Reba is part of the Ngadha culture and an annual traditional ceremony.This ceremony has several meanings, such as: (i) as the traditional new year's ritual; (ii) as a thanksgiving ceremony for a plentiful harvest; (iii) to honour the ancestors; and (iv) to unite the clan.
The Reba ceremony proceeds in several stages:
• The Reba Lanu ritual, which is the opening of the ceremony.This takes place outside the village, in each clan’s own cropland.The reba lanu is conducted to honour the ancestors of each clan, who had bequeathed the traditional rules and land to successive generations.
• The Dheke Reba, which is the ritual to enter the traditional adat clan house, done on the first night when all the clan members gather to talk about things they deem important and related to the rights and obligations of the clan or ethnic group in relation to external parties. It is also conducted to welcome guests and new members of the ethnic group or clan.
• The Reba O’Uwi, or carrying root vegetables to the centre of the village, symbolising the harvest. This is accompanied by dances and conducted to honour and thank God and the ancestors for their blessings.
• The Sui Uwi is a root-vegetable-slicing ceremony, or the ritual to distribute the harvest. The ritual is led by the adat chief, and he would narrate the history and genealogy of the clan to the younger generations, and talk about internal affairs of the community, evaluate what the community has gone through and what has happened to the adat house, and discuss the rights and obligations of the members of the adat house for the succeeding year.
Sweet-potatoes are the main dish in this ritual as for the Ngadha community. These are an abundant source of food that the earth would always provide, ensuring that they would never be hungry.At the heart of the Reba ritual is the effort to evaluate everything related to social lives in the community that has happened in the previous year and ask for guidance from religious and adat leaders so they can all lead a better life in the coming year.
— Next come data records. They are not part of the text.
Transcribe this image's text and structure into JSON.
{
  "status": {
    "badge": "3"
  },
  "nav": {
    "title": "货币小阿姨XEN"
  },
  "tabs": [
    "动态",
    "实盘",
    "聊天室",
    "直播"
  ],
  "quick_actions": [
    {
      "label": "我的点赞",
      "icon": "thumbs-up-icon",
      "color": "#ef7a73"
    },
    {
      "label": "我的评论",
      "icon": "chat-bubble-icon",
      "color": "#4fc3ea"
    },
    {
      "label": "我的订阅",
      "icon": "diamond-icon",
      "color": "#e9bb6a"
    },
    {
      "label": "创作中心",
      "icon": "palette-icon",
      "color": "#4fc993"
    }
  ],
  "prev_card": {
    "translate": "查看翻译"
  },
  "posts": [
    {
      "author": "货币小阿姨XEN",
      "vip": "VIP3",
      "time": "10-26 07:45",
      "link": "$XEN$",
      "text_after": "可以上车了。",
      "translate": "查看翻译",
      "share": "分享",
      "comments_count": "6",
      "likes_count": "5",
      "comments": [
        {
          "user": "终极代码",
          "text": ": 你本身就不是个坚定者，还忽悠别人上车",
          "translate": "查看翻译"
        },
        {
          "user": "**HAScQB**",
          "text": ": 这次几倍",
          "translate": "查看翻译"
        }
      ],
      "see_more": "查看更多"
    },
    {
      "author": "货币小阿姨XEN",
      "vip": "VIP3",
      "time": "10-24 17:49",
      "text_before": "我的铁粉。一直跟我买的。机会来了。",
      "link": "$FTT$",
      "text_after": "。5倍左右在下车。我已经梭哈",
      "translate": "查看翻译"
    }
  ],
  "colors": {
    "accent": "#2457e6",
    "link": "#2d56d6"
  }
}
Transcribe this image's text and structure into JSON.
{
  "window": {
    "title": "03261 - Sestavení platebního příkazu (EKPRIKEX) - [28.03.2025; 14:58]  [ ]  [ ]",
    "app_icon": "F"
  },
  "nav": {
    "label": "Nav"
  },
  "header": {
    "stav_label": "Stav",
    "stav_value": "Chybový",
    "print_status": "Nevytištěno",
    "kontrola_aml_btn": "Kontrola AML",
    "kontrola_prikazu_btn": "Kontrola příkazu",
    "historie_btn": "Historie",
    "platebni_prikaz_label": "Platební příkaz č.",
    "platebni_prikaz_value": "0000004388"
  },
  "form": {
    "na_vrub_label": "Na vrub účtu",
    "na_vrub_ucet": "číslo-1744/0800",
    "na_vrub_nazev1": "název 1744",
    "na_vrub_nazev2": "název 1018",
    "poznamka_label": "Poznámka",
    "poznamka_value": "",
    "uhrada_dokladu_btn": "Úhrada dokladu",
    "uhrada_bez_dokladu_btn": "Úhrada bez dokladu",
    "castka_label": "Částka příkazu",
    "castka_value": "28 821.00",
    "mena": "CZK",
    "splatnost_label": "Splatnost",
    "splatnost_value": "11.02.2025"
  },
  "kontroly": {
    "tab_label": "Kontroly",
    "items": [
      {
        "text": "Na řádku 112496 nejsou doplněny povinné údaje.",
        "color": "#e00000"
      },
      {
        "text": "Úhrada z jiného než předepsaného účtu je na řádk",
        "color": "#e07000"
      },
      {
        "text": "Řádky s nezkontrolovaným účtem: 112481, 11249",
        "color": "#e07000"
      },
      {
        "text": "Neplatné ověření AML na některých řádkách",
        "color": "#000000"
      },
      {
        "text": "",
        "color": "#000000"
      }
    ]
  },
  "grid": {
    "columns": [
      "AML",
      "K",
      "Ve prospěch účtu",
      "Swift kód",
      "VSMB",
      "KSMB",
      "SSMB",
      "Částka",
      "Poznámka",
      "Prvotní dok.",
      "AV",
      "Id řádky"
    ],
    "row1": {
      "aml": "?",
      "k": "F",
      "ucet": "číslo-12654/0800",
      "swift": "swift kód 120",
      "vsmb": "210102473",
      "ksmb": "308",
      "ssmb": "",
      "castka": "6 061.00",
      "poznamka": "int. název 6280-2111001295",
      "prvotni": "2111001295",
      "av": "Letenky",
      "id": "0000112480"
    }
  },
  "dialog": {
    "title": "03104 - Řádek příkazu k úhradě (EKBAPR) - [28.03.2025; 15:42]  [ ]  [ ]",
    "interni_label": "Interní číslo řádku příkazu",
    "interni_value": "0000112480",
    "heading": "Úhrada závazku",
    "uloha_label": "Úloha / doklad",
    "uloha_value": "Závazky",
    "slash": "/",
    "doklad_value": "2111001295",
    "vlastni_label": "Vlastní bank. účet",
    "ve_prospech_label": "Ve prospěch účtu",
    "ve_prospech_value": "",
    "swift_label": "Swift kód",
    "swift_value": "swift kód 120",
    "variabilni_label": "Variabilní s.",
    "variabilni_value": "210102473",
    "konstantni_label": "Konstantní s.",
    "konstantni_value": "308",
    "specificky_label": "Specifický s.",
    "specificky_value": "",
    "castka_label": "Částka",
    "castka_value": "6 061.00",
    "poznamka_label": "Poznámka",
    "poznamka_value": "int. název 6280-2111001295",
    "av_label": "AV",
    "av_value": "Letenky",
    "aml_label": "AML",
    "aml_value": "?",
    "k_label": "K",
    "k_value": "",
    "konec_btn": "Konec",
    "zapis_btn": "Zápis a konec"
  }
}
The reba usually takes place in December, January or February, depending on the policy of each village.